New Episcopal Church resources focus on older adults, faith formation
Two new Lifelong Christian Formation resources focusing on older adults and faith formation in the Black context are now available for congregational use, in adult forums, study groups, educational seminars, and discussion gatherings.
“Aging is Changing” and “Stories of Transformation: Worship, Witness & Work in the Black Community” are available at no cost on the Episcopal Church website.
Aging is Changing
“Aging is Changing” is a five -part program designed to be incorporated into the life of congregations. Prepared by the Episcopal Church Office for Lifelong Christian Formation and the Executive Council Taskforce on Older Adult Ministries, “Aging is Changing” was developed to help clergy and lay leaders identify issues of older adults, their families, and caregivers, and to identify existing local, state and national resources that might be helpful. It also includes best practices from 60 congregations around the Episcopal Church.
“This resource is aimed at changing the perception that older adults become less useful as they age,” explained Ruth-Ann Collins, Episcopal Church Officer for Lifelong Formation. “It highlights the potential of this generation and signals us to remember that as Christians, we are called by God. And as a church we have adopted The Five Marks of Mission as a way to answer that call.”
Aging is Changing is available here or http://www.episcopalchurch.org/page/older-adult-ministries
Stories of Transformation: Worship, Witness & Work in the Black Community
This important offering is a series of stories shared from the personal experience of the writers – a seminarian, theologians, parish priests, activists – and is a direct response to the conversation among the young people about the place and role of storytelling in the family
Prepared by the Episcopal Church Office for Lifelong Christian Formation and the Office of Black Ministries, Stories of Transformation is recommended for congregational use by clergy and lay leaders who want to approach faith formation work in the context of the black community, providing readers the opportunity to go deeper into the stories of the black community.
“These stories illustrate the rich heritage of a community with the tension between experiences of deep sadness and the abundance of joy inform how the black community celebrate their relationship with God,” noted the Rev. Canon Angela S. Ifill, Episcopal Church Missioner for Black Ministries “This is not just for those ministering in black community.
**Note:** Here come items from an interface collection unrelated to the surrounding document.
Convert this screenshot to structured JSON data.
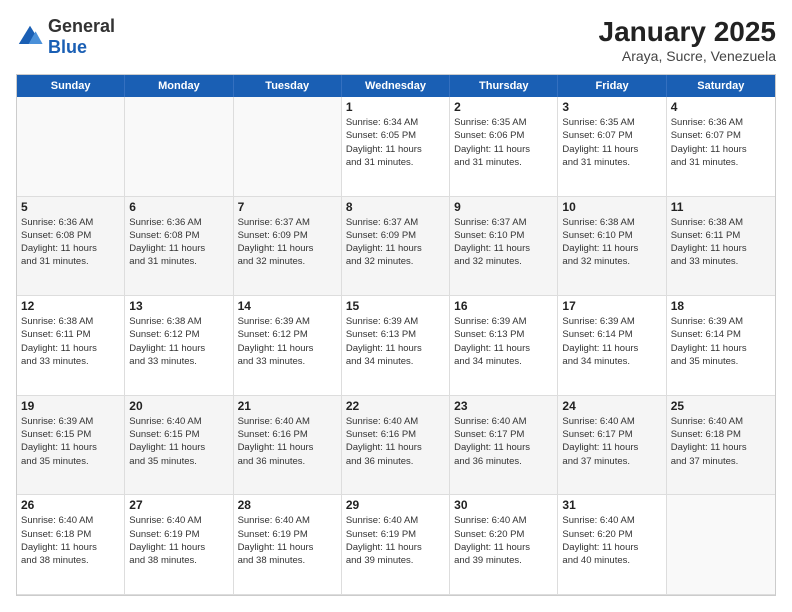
{
  "logo": {
    "general": "General",
    "blue": "Blue"
  },
  "title": "January 2025",
  "subtitle": "Araya, Sucre, Venezuela",
  "weekdays": [
    "Sunday",
    "Monday",
    "Tuesday",
    "Wednesday",
    "Thursday",
    "Friday",
    "Saturday"
  ],
  "weeks": [
    [
      {
        "day": "",
        "info": ""
      },
      {
        "day": "",
        "info": ""
      },
      {
        "day": "",
        "info": ""
      },
      {
        "day": "1",
        "info": "Sunrise: 6:34 AM\nSunset: 6:05 PM\nDaylight: 11 hours\nand 31 minutes."
      },
      {
        "day": "2",
        "info": "Sunrise: 6:35 AM\nSunset: 6:06 PM\nDaylight: 11 hours\nand 31 minutes."
      },
      {
        "day": "3",
        "info": "Sunrise: 6:35 AM\nSunset: 6:07 PM\nDaylight: 11 hours\nand 31 minutes."
      },
      {
        "day": "4",
        "info": "Sunrise: 6:36 AM\nSunset: 6:07 PM\nDaylight: 11 hours\nand 31 minutes."
      }
    ],
    [
      {
        "day": "5",
        "info": "Sunrise: 6:36 AM\nSunset: 6:08 PM\nDaylight: 11 hours\nand 31 minutes."
      },
      {
        "day": "6",
        "info": "Sunrise: 6:36 AM\nSunset: 6:08 PM\nDaylight: 11 hours\nand 31 minutes."
      },
      {
        "day": "7",
        "info": "Sunrise: 6:37 AM\nSunset: 6:09 PM\nDaylight: 11 hours\nand 32 minutes."
      },
      {
        "day": "8",
        "info": "Sunrise: 6:37 AM\nSunset: 6:09 PM\nDaylight: 11 hours\nand 32 minutes."
      },
      {
        "day": "9",
        "info": "Sunrise: 6:37 AM\nSunset: 6:10 PM\nDaylight: 11 hours\nand 32 minutes."
      },
      {
        "day": "10",
        "info": "Sunrise: 6:38 AM\nSunset: 6:10 PM\nDaylight: 11 hours\nand 32 minutes."
      },
      {
        "day": "11",
        "info": "Sunrise: 6:38 AM\nSunset: 6:11 PM\nDaylight: 11 hours\nand 33 minutes."
      }
    ],
    [
      {
        "day": "12",
        "info": "Sunrise: 6:38 AM\nSunset: 6:11 PM\nDaylight: 11 hours\nand 33 minutes."
      },
      {
        "day": "13",
        "info": "Sunrise: 6:38 AM\nSunset: 6:12 PM\nDaylight: 11 hours\nand 33 minutes."
      },
      {
        "day": "14",
        "info": "Sunrise: 6:39 AM\nSunset: 6:12 PM\nDaylight: 11 hours\nand 33 minutes."
      },
      {
        "day": "15",
        "info": "Sunrise: 6:39 AM\nSunset: 6:13 PM\nDaylight: 11 hours\nand 34 minutes."
      },
      {
        "day": "16",
        "info": "Sunrise: 6:39 AM\nSunset: 6:13 PM\nDaylight: 11 hours\nand 34 minutes."
      },
      {
        "day": "17",
        "info": "Sunrise: 6:39 AM\nSunset: 6:14 PM\nDaylight: 11 hours\nand 34 minutes."
      },
      {
        "day": "18",
        "info": "Sunrise: 6:39 AM\nSunset: 6:14 PM\nDaylight: 11 hours\nand 35 minutes."
      }
    ],
    [
      {
        "day": "19",
        "info": "Sunrise: 6:39 AM\nSunset: 6:15 PM\nDaylight: 11 hours\nand 35 minutes."
      },
      {
        "day": "20",
        "info": "Sunrise: 6:40 AM\nSunset: 6:15 PM\nDaylight: 11 hours\nand 35 minutes."
      },
      {
        "day": "21",
        "info": "Sunrise: 6:40 AM\nSunset: 6:16 PM\nDaylight: 11 hours\nand 36 minutes."
      },
      {
        "day": "22",
        "info": "Sunrise: 6:40 AM\nSunset: 6:16 PM\nDaylight: 11 hours\nand 36 minutes."
      },
      {
        "day": "23",
        "info": "Sunrise: 6:40 AM\nSunset: 6:17 PM\nDaylight: 11 hours\nand 36 minutes."
      },
      {
        "day": "24",
        "info": "Sunrise: 6:40 AM\nSunset: 6:17 PM\nDaylight: 11 hours\nand 37 minutes."
      },
      {
        "day": "25",
        "info": "Sunrise: 6:40 AM\nSunset: 6:18 PM\nDaylight: 11 hours\nand 37 minutes."
      }
    ],
    [
      {
        "day": "26",
        "info": "Sunrise: 6:40 AM\nSunset: 6:18 PM\nDaylight: 11 hours\nand 38 minutes."
      },
      {
        "day": "27",
        "info": "Sunrise: 6:40 AM\nSunset: 6:19 PM\nDaylight: 11 hours\nand 38 minutes."
      },
      {
        "day": "28",
        "info": "Sunrise: 6:40 AM\nSunset: 6:19 PM\nDaylight: 11 hours\nand 38 minutes."
      },
      {
        "day": "29",
        "info": "Sunrise: 6:40 AM\nSunset: 6:19 PM\nDaylight: 11 hours\nand 39 minutes."
      },
      {
        "day": "30",
        "info": "Sunrise: 6:40 AM\nSunset: 6:20 PM\nDaylight: 11 hours\nand 39 minutes."
      },
      {
        "day": "31",
        "info": "Sunrise: 6:40 AM\nSunset: 6:20 PM\nDaylight: 11 hours\nand 40 minutes."
      },
      {
        "day": "",
        "info": ""
      }
    ]
  ]
}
It is a gift to all Christians giving us a significant opportunity to get a glimpse into the life of the black community.”
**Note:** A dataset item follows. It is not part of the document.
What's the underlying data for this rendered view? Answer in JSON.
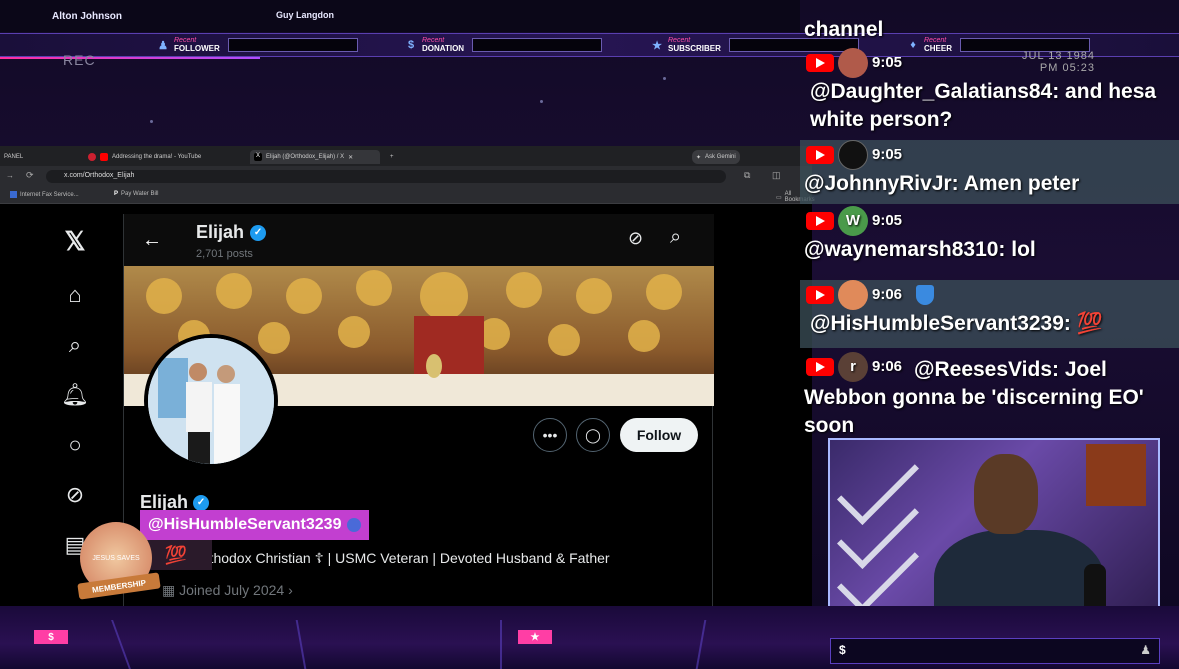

Stories of Transformation are available at http://www.episcopalchurch.org/files/downloads/black_theologian_writing_project.pdf
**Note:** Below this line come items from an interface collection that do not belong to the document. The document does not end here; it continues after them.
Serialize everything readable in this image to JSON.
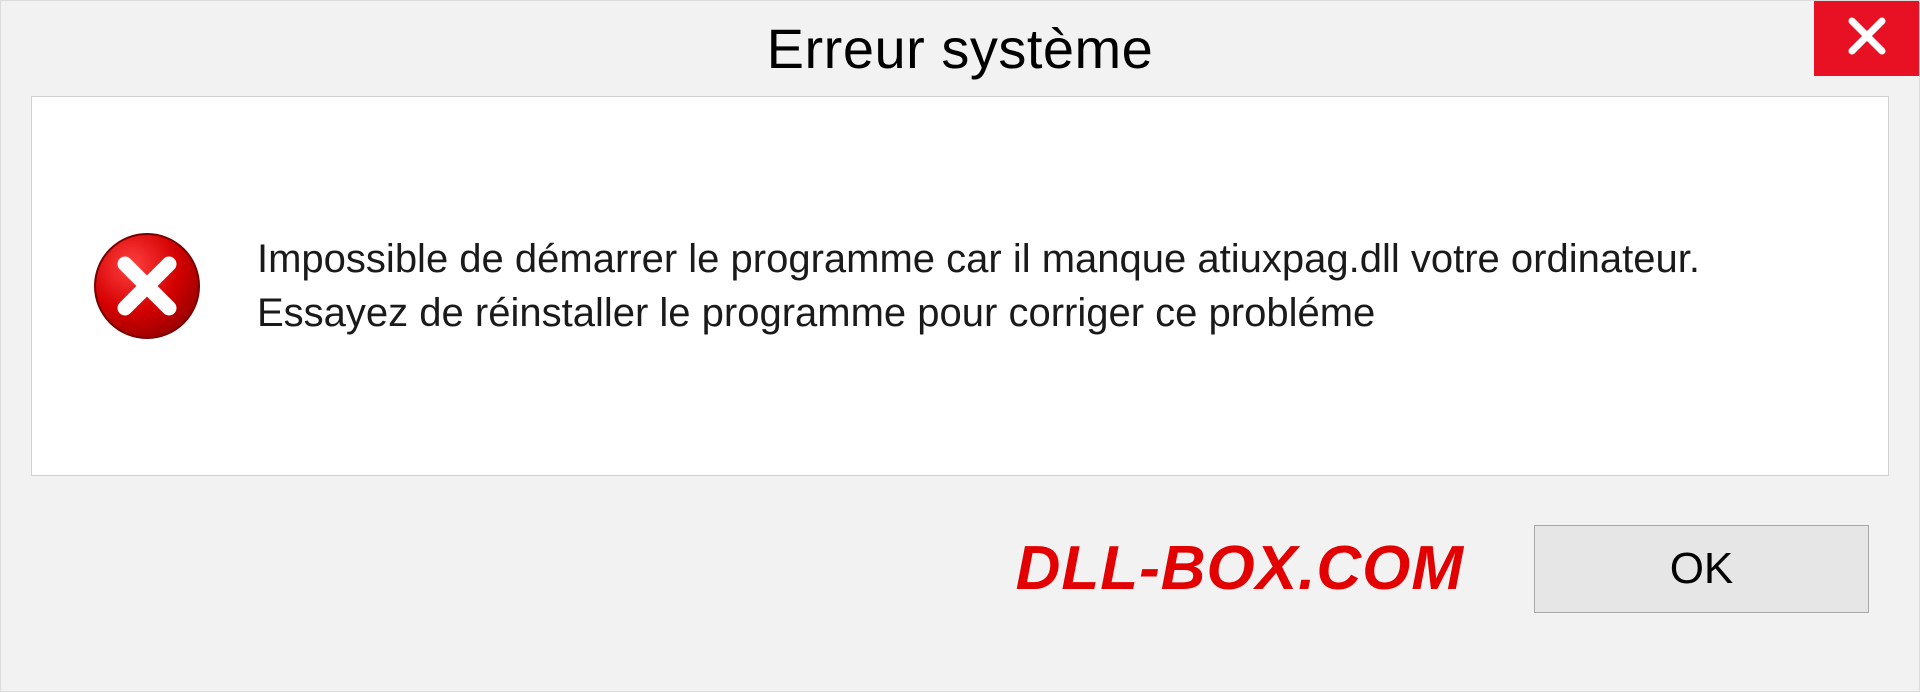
{
  "titlebar": {
    "title": "Erreur système"
  },
  "body": {
    "message": "Impossible de démarrer le programme car il manque atiuxpag.dll votre ordinateur. Essayez de réinstaller le programme pour corriger ce probléme"
  },
  "footer": {
    "brand": "DLL-BOX.COM",
    "ok_label": "OK"
  },
  "colors": {
    "close_bg": "#e81123",
    "error_icon": "#d40000",
    "brand": "#e30000"
  }
}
For more information contact Ifill at firstname.lastname@example.org.